"When you use that rhetoric, that fire and fury, it gives North Korea the justification to test, and when they have that, it means the arsenal gets that much stronger," Lee said. "The steadiness being exuded consistently by the Biden administration is designed to avoid this escalation of tensions we saw in the early parts of the Trump presidency."

Moon welcomed this open-ended approach in a nationally televised speech marking his four-year anniversary on Monday. Issuing a call to action to restore inter-Korean dialogue at the upcoming summit, he vowed to do everything he could to "restart the clock of peace."

"I will consider the remaining one year of my term to be the last opportunity to move from an incomplete peace toward one that is irreversible," Moon said.

North Korea is expected to be near the top of the meeting agenda.

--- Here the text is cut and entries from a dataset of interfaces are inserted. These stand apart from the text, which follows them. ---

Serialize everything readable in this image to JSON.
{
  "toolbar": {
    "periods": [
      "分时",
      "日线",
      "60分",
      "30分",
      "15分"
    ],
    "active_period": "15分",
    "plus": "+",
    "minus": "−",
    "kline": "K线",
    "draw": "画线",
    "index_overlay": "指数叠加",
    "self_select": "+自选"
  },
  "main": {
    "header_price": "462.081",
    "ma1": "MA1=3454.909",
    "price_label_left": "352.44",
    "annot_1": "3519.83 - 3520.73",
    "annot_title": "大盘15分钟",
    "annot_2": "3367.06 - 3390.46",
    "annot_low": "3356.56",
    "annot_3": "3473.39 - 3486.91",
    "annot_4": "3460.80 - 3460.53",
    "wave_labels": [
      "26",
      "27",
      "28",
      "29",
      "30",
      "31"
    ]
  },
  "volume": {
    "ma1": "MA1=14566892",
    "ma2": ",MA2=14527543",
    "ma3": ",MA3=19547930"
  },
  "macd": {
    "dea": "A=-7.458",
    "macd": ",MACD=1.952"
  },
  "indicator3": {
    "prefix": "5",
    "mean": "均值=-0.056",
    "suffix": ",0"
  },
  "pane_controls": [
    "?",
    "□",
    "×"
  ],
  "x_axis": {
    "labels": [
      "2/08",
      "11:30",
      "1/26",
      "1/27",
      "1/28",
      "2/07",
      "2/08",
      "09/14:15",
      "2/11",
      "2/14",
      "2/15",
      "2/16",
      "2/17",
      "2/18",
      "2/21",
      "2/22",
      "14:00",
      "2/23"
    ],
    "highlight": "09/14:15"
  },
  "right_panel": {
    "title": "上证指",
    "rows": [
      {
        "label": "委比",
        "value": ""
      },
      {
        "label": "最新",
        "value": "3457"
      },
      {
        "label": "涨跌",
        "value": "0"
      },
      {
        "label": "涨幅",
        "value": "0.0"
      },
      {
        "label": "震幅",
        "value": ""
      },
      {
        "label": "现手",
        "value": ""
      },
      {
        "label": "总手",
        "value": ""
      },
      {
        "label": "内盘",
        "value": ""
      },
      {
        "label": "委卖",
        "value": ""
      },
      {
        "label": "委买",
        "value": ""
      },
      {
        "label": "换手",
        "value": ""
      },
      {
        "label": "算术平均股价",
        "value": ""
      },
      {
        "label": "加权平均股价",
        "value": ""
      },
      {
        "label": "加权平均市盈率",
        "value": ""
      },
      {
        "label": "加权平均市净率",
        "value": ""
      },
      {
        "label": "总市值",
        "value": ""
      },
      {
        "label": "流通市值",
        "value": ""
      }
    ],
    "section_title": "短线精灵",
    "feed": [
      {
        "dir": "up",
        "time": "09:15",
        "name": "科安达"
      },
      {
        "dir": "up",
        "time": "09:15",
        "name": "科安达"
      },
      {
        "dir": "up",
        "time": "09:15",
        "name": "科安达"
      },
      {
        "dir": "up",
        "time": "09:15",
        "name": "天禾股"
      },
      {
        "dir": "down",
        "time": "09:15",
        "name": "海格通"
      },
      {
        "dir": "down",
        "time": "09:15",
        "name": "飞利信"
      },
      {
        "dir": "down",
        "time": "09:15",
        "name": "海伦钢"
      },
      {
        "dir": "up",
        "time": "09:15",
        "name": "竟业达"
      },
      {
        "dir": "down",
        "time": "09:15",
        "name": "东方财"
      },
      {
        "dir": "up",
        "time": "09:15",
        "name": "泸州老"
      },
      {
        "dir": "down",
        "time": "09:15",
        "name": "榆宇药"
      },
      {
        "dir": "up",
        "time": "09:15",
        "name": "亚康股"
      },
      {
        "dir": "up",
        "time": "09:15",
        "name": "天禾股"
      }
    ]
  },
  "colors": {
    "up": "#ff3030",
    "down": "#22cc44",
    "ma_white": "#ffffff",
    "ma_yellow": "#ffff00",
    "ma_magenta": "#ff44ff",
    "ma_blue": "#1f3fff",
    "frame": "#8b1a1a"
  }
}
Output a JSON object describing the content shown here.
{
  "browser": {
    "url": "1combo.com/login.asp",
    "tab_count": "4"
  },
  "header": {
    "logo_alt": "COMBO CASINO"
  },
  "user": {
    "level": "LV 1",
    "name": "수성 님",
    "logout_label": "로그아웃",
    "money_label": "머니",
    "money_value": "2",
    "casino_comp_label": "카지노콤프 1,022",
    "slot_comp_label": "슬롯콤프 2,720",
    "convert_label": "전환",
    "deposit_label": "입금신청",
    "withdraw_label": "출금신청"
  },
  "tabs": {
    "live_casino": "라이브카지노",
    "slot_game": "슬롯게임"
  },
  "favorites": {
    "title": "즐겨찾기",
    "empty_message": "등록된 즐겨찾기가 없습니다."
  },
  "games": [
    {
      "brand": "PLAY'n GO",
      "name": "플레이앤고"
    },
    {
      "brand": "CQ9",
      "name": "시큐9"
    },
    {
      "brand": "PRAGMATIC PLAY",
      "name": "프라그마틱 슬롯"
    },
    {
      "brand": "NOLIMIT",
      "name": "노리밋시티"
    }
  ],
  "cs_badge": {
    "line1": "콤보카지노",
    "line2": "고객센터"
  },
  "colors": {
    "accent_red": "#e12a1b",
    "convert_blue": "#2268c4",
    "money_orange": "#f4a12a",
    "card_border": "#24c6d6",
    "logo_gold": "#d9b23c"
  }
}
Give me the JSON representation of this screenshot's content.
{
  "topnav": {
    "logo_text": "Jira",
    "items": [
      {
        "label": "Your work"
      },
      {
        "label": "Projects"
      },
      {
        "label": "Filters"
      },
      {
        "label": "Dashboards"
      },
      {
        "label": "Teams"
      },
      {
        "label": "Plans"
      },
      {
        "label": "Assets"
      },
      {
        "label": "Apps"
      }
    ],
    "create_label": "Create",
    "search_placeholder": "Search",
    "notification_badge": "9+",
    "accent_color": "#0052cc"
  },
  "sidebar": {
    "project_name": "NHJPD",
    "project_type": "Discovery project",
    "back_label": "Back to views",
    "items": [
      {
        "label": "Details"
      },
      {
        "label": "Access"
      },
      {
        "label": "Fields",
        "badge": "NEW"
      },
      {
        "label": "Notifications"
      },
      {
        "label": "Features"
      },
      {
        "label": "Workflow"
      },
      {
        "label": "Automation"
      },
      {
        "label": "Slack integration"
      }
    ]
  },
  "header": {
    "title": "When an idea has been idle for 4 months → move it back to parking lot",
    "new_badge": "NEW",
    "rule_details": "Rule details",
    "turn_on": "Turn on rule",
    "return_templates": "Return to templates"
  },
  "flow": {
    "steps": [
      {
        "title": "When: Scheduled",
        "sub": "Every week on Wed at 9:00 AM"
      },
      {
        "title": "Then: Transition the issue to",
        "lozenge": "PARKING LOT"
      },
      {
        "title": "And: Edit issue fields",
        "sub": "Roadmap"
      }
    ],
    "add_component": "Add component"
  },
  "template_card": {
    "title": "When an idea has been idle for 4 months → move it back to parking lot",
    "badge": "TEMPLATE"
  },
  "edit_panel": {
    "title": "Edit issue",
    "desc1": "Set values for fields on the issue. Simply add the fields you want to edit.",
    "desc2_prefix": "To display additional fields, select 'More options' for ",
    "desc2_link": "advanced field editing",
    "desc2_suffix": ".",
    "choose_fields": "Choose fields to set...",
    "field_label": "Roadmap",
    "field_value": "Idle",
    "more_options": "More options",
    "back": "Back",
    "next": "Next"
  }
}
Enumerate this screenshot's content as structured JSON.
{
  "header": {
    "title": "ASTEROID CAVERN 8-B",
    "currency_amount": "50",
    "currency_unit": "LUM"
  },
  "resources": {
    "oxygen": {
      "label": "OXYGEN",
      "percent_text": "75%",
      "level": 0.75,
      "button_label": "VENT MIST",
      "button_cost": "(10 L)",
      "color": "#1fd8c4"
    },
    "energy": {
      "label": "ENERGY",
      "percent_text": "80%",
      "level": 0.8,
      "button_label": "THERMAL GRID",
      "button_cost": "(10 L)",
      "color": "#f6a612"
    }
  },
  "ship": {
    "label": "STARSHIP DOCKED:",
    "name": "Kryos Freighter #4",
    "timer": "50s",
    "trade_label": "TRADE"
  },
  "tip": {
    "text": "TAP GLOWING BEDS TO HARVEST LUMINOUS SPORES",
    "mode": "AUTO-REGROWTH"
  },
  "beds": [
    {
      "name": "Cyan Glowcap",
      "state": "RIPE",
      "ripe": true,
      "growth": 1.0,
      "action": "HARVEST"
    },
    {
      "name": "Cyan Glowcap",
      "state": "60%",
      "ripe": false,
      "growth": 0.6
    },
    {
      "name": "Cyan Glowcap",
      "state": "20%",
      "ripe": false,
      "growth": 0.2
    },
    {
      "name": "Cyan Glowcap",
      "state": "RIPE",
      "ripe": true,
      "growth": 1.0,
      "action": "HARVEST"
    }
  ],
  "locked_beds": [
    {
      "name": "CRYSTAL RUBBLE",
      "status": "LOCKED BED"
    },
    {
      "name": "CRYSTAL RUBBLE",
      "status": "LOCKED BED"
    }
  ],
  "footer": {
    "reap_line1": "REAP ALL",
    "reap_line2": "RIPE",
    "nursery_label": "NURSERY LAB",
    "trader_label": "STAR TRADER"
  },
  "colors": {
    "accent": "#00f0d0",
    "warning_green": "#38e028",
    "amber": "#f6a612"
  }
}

But while the two leaders have mutually vowed to work toward the ultimate goal of achieving a complete denuclearization of the Korean Peninsula, experts say Biden's incremental approach may potentially frustrate Moon, who has less than a year in office to follow through with his promised goals of securing a peace regime.

Despite these slight variances in timelines though, upholding the alliance between the U.S. and Republic of Korea will unwaveringly remain the top priority, said Kim Heung-kyu, who teaches political science at Ajou University and is the director of the China Policy Institute.

Lee echoed these observations, adding that North Korea will be closely watching the summit and that the joint meeting will "send a signal to the North that Moon has Biden's ear, which is a position of strength that Moon is keen to establish."

The Moon-Biden summit will mark Biden's second in-person meeting since he took office in January.

The first was also with an Asian leader, Japanese Prime Minister Yoshihide Suga, which serves as a strong indicator of the Biden administration's broader commitment to forging peace and security across the Indo-Pacific region, bolstering the U.S.-ROK-Japan trilateral security alliance, and preparing to strike back at China's growing influence.

Some of Washington's larger agenda items may have South Korea walking on a tightrope, though, and will heavily depend on "to what extent South Korea decides to participate," said Park Won-gon, who teaches North Korea studies at Ewha University in Seoul.

"With Korea-Japan relations still deadlocked, Biden is trying to make headway with the trilateral alliance before granting Korea and Japan space to find common ground on policies," Park added.

When it comes to China, Moon and Biden will likely home in on its ability to directly sway North Korea's policy.

Kim said that “in this sense, the two administrations will hope that China helps complete the picture instead of complicating it by conveying to North Korea messages that instill a positive influence on the regime.”

Apart from getting North Korea to join the negotiating table, experts project vaccine shortage issues may also be a topic of discussion Moon may want to push for.

The heated issue has in part caused his approval ratings to nosedive in recent months and starkly contrasts with South Korea's acclaim as a pandemic-era paragon for its rigorous test-and-trace program.

This upcoming summit's success, unlike that of conventional summits, might be determined by whether Moon manages to procure faster access to vaccines, a South Korean official told Reuters.

The summit may also open up a conversation on how South Korea and the U.S. can partner in the near future to play a role in global vaccine development and distribution.

But in the meantime, the more immediate challenge for Biden and Moon involves reaching a mutual decision on engaging North Korea while ensuring their timelines align.

"The challenge for Moon and Biden during this summit will be managing their differences behind closed doors while presenting a united front so that North Korea can't drive a wedge between them," said Lee.

Juhyun Lee contributed to this report.